Activity
Please copy out every line in the entries that includes the word "Closed".
■ ■ ■ ■ ■
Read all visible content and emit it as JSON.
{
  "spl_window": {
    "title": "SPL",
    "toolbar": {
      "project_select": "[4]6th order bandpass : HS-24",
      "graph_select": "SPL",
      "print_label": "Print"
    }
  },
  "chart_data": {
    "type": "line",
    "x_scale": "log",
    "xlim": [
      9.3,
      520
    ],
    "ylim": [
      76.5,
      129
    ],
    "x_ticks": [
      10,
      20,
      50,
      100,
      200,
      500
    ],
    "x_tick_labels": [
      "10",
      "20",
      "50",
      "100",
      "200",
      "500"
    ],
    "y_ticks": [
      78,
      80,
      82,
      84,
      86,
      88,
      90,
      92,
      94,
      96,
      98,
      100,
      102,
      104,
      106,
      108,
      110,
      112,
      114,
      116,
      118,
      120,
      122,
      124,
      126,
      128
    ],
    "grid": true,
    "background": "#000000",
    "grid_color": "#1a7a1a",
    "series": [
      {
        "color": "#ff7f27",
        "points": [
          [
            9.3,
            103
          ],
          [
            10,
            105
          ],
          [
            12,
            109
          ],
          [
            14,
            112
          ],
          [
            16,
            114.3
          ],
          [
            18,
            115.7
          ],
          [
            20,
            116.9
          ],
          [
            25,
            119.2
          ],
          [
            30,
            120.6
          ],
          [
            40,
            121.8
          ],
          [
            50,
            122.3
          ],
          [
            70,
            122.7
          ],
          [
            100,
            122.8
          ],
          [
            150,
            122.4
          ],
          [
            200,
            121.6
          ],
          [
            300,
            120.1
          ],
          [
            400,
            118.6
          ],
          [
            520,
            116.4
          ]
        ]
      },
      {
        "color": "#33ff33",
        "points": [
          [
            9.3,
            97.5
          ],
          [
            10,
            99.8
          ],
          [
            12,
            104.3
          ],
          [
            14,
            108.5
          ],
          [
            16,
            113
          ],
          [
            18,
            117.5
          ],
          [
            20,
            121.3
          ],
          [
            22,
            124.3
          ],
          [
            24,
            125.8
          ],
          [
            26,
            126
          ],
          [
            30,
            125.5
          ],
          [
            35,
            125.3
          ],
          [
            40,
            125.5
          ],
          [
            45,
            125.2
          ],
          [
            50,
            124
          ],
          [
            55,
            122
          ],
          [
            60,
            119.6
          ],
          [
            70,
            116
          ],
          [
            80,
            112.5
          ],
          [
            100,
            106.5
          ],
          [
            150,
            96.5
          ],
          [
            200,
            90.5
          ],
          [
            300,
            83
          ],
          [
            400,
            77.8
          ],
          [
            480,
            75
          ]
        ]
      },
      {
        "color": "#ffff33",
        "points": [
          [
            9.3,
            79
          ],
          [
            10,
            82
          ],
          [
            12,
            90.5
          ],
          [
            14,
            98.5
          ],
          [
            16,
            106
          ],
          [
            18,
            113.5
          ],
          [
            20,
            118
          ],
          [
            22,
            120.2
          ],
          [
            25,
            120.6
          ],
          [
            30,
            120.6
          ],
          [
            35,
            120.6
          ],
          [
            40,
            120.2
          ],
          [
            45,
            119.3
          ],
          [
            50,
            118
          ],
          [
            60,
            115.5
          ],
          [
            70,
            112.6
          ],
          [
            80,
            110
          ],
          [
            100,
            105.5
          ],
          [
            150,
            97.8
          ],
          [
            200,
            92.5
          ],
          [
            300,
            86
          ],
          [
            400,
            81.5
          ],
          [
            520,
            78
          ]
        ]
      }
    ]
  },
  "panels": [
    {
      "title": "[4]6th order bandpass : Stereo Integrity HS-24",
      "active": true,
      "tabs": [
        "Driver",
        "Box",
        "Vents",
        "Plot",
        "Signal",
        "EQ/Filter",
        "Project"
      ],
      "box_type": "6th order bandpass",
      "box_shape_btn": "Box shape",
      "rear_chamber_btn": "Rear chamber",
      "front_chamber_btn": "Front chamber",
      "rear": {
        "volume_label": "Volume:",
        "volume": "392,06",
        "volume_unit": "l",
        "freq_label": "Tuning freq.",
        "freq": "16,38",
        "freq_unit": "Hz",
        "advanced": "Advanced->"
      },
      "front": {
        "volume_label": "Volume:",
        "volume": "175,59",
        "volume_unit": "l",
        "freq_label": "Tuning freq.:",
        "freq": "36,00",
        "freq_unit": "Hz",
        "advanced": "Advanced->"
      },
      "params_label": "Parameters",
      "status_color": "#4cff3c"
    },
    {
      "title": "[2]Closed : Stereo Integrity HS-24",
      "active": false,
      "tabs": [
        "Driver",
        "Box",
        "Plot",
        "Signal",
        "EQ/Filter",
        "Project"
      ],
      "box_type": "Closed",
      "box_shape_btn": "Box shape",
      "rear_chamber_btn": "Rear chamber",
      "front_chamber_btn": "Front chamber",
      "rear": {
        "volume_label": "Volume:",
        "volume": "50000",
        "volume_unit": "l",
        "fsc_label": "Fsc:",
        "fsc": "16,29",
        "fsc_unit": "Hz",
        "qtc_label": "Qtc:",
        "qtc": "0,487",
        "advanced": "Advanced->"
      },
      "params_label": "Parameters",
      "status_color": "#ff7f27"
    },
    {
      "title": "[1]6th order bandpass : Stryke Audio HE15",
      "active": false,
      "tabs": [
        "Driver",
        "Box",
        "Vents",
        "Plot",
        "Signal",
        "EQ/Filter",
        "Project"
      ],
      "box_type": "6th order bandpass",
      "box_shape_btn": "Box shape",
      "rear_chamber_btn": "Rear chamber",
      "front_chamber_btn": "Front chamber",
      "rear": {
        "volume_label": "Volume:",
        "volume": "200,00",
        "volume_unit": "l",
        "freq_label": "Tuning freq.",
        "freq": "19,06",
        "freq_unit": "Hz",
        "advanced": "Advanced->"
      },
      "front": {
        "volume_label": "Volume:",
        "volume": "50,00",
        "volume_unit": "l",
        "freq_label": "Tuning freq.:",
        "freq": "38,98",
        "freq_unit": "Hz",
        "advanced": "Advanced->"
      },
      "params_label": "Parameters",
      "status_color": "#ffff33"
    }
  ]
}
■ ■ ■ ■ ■
Exercise solution
      "title": "[2]Closed : Stereo Integrity HS-24",
      "box_type": "Closed",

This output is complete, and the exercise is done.